Record excerpts section start

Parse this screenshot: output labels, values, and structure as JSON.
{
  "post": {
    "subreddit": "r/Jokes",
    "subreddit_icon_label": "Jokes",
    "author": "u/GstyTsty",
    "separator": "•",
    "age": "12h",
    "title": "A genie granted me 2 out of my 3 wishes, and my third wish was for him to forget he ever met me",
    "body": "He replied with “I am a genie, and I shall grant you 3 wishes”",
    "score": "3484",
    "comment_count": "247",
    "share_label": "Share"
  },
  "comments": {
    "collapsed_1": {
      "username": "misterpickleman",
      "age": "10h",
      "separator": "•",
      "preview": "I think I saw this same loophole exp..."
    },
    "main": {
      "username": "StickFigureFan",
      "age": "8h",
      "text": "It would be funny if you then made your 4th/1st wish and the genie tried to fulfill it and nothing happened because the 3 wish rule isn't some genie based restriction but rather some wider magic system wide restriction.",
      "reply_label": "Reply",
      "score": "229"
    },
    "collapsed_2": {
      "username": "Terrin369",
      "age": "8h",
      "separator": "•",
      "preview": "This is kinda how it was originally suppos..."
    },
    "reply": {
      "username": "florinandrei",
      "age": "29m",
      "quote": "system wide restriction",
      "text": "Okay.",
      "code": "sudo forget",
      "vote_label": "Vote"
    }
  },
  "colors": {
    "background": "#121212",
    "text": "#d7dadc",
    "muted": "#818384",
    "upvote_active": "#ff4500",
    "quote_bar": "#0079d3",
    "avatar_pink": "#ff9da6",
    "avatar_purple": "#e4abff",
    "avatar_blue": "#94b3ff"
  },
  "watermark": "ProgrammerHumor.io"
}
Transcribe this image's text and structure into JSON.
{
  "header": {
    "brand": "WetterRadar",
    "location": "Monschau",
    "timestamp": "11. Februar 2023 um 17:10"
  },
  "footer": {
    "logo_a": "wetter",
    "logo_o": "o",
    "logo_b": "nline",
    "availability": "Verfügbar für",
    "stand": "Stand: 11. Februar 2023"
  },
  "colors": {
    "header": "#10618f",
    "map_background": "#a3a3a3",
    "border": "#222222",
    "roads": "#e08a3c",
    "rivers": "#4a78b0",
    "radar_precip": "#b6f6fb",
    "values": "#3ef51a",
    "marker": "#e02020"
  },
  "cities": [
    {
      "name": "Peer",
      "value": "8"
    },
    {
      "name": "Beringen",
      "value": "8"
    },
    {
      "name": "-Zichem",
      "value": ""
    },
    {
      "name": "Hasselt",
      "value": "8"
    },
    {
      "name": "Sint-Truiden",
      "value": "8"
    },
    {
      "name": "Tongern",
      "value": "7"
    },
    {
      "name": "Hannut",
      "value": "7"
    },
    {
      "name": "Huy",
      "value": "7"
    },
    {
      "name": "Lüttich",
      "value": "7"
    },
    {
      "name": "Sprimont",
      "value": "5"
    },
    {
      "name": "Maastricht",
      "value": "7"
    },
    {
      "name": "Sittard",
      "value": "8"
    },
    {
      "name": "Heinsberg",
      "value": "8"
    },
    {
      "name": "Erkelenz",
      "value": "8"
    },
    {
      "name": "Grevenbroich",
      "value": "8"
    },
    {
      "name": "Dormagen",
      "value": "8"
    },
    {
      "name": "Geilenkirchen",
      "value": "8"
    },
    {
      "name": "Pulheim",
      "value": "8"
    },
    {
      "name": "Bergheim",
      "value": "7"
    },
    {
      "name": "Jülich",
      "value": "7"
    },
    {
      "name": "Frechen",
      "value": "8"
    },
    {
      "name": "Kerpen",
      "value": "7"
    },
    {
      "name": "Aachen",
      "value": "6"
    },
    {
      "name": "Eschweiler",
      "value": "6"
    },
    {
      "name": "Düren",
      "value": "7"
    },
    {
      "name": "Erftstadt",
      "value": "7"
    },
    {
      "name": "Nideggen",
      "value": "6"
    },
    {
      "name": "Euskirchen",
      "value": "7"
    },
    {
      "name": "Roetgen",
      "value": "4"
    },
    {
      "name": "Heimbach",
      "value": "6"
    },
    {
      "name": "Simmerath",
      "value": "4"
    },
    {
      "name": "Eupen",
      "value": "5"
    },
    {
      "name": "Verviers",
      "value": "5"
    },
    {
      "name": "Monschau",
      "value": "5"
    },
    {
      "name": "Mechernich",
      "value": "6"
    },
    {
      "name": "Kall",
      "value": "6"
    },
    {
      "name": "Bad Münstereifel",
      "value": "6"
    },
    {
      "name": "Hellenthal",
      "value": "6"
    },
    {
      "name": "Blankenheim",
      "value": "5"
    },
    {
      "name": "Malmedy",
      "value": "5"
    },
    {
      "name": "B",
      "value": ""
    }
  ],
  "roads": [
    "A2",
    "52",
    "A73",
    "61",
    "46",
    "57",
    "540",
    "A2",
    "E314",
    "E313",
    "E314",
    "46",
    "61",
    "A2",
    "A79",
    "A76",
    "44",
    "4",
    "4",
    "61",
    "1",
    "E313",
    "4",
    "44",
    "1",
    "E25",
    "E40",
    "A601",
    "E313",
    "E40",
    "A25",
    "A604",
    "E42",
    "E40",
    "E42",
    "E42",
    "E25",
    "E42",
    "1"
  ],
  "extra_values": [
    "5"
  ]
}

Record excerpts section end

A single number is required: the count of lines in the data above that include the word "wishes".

2